Exercise:
What you return must match the data exactly, line for line.

^^^^^^^^^^^^^^^^

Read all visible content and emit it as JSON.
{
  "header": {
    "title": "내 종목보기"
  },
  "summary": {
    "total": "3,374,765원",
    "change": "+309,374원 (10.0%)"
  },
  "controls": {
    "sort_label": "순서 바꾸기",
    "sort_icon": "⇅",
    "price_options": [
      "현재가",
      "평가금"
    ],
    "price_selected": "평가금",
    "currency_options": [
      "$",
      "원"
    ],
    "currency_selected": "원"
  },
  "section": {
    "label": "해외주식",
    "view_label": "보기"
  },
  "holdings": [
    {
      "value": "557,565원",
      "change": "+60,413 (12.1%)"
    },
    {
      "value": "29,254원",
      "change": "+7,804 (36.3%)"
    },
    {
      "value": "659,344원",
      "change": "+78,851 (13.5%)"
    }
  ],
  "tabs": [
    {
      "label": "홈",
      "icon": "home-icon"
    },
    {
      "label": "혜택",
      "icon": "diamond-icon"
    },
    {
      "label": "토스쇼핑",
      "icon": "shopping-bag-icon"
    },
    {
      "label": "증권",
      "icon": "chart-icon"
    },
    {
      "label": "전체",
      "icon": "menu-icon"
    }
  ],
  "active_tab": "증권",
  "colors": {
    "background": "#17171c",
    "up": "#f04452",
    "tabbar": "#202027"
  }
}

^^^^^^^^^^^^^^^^

Exercise solution:
Read all visible content and emit it as JSON.
{
  "header": {
    "title": "내 종목보기"
  },
  "summary": {
    "total": "3,374,765원",
    "change": "+309,374원 (10.0%)"
  },
  "controls": {
    "sort_label": "순서 바꾸기",
    "sort_icon": "⇅",
    "price_options": [
      "현재가",
      "평가금"
    ],
    "price_selected": "평가금",
    "currency_options": [
      "$",
      "원"
    ],
    "currency_selected": "원"
  },
  "section": {
    "label": "해외주식",
    "view_label": "보기"
  },
  "holdings": [
    {
      "value": "557,565원",
      "change": "+60,413 (12.1%)"
    },
    {
      "value": "29,254원",
      "change": "+7,804 (36.3%)"
    },
    {
      "value": "659,344원",
      "change": "+78,851 (13.5%)"
    }
  ],
  "tabs": [
    {
      "label": "홈",
      "icon": "home-icon"
    },
    {
      "label": "혜택",
      "icon": "diamond-icon"
    },
    {
      "label": "토스쇼핑",
      "icon": "shopping-bag-icon"
    },
    {
      "label": "증권",
      "icon": "chart-icon"
    },
    {
      "label": "전체",
      "icon": "menu-icon"
    }
  ],
  "active_tab": "증권",
  "colors": {
    "background": "#17171c",
    "up": "#f04452",
    "tabbar": "#202027"
  }
}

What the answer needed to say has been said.